* Description of the task: As you look over the data below, please find each line where the word "Comparison" appears, then copy it.

Extracted data START

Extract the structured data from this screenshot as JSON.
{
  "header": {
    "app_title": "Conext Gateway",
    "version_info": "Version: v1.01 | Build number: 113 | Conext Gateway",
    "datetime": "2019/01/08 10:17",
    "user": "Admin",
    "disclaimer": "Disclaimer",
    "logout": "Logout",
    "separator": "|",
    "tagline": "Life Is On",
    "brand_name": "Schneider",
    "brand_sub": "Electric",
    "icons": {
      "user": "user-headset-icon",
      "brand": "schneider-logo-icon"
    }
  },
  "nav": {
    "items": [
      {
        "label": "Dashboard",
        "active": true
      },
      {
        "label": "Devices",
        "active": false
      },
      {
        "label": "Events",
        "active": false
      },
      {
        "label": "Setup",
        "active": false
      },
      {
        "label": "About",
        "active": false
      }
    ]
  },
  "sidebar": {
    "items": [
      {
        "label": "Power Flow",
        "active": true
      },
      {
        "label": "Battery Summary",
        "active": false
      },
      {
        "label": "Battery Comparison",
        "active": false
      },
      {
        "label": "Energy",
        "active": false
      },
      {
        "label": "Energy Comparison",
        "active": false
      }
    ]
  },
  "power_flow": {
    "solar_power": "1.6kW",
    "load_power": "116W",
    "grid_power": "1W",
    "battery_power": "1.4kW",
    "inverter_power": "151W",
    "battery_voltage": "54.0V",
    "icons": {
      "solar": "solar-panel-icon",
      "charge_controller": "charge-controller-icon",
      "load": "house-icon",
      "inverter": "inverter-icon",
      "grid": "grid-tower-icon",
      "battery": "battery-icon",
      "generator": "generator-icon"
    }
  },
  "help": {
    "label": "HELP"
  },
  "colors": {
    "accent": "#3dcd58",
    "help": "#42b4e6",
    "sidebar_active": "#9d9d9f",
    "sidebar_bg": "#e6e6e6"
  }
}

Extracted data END

* Task answer:
        "label": "Battery Comparison",
        "label": "Energy Comparison",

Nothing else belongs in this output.